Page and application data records

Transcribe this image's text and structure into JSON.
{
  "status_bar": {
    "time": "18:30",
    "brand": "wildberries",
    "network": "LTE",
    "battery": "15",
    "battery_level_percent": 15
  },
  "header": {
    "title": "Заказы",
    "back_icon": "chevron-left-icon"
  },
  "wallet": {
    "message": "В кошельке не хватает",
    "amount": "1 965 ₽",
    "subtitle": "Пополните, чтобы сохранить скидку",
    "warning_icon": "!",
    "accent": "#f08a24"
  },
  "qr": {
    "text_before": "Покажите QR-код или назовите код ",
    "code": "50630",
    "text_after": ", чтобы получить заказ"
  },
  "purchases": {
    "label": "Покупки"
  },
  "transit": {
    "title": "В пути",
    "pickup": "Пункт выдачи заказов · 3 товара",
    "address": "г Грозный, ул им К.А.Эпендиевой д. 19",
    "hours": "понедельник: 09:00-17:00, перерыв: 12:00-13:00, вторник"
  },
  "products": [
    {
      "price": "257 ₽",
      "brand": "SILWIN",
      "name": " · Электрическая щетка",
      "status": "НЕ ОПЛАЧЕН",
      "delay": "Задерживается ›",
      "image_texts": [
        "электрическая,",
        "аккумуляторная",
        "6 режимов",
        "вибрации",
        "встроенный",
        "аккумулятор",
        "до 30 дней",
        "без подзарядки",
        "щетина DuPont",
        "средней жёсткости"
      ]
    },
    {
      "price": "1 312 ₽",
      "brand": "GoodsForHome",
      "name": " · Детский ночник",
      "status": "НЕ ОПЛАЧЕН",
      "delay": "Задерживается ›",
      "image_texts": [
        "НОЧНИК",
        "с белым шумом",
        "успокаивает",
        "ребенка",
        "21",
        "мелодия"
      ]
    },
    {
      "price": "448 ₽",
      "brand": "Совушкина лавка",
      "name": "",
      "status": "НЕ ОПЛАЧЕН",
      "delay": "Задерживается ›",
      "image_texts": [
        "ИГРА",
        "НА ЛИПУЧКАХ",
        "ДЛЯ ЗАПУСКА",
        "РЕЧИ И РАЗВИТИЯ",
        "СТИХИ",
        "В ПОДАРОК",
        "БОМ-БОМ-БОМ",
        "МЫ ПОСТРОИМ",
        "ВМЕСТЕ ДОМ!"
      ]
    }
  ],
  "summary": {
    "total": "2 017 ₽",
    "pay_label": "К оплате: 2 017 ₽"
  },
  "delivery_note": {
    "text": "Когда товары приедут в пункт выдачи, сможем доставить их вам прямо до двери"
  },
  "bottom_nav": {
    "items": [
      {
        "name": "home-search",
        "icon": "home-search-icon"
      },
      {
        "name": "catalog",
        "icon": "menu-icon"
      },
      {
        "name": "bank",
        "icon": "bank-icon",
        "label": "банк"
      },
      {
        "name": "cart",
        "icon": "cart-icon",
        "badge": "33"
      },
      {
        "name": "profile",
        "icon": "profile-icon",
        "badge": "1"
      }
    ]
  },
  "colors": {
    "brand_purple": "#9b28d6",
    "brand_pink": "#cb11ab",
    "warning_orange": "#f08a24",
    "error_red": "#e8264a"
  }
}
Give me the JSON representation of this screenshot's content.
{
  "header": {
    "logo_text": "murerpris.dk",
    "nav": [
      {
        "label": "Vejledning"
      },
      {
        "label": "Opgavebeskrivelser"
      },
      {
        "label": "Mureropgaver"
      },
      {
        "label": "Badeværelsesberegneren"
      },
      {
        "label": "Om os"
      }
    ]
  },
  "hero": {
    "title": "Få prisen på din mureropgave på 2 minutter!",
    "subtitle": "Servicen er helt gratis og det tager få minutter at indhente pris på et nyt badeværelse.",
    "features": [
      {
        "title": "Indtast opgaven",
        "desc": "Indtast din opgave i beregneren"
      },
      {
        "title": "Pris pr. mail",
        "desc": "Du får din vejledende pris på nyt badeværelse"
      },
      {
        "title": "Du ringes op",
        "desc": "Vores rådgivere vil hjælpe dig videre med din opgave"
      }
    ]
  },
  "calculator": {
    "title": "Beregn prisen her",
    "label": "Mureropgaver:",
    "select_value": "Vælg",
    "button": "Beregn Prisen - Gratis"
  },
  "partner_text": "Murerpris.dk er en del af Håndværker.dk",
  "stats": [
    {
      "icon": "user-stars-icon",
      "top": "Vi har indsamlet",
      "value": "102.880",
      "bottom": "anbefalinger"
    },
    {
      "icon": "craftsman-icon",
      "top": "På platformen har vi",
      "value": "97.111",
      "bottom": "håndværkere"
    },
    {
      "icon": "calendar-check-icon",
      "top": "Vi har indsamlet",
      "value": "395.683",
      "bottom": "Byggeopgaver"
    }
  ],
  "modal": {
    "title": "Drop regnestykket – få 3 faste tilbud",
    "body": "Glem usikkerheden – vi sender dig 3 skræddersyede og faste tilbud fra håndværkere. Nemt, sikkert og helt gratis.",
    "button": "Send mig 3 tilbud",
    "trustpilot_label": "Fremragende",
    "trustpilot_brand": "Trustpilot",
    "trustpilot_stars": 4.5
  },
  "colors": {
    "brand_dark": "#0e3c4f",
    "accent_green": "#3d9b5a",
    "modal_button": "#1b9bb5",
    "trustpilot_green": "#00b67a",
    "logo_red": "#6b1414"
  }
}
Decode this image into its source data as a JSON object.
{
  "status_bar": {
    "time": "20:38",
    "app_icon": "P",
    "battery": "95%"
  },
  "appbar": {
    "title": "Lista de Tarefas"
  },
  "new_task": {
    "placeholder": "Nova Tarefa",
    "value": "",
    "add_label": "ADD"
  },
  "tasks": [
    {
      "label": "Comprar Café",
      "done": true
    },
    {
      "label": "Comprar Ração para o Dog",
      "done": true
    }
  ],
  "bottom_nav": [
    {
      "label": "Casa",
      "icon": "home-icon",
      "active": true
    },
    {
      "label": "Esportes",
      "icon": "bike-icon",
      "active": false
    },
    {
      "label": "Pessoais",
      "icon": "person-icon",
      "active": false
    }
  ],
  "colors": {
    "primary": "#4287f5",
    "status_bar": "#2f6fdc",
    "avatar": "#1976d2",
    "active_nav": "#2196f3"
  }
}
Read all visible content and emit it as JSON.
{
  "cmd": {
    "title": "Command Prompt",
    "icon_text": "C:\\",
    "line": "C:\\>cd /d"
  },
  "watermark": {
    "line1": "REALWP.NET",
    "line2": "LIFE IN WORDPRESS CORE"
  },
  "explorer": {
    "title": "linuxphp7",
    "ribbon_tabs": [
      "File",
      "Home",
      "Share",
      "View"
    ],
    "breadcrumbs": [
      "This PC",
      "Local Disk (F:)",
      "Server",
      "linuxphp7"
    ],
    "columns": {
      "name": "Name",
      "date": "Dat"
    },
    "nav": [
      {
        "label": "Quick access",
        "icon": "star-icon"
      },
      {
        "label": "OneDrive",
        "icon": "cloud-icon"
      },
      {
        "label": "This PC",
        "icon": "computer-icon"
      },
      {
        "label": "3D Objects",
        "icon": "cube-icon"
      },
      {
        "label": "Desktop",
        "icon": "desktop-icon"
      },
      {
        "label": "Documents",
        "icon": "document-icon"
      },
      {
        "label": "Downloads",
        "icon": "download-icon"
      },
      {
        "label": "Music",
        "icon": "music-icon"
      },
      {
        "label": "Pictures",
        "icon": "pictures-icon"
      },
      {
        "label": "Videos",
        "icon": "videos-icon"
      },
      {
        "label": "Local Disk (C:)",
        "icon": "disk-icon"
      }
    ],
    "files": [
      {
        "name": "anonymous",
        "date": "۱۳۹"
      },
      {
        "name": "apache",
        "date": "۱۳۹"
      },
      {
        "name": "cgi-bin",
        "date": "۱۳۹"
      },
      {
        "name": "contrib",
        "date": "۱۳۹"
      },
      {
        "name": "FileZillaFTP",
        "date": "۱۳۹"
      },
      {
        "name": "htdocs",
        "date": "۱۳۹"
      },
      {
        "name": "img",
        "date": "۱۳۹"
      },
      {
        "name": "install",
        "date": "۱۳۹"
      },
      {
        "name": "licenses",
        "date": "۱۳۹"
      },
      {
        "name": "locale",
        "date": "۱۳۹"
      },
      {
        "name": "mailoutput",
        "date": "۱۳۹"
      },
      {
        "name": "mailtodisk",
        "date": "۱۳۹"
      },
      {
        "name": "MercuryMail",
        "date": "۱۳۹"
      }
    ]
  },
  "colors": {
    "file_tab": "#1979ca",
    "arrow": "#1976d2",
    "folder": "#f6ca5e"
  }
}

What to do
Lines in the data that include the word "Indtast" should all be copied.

Answer space
        "title": "Indtast opgaven",
        "desc": "Indtast din opgave i beregneren"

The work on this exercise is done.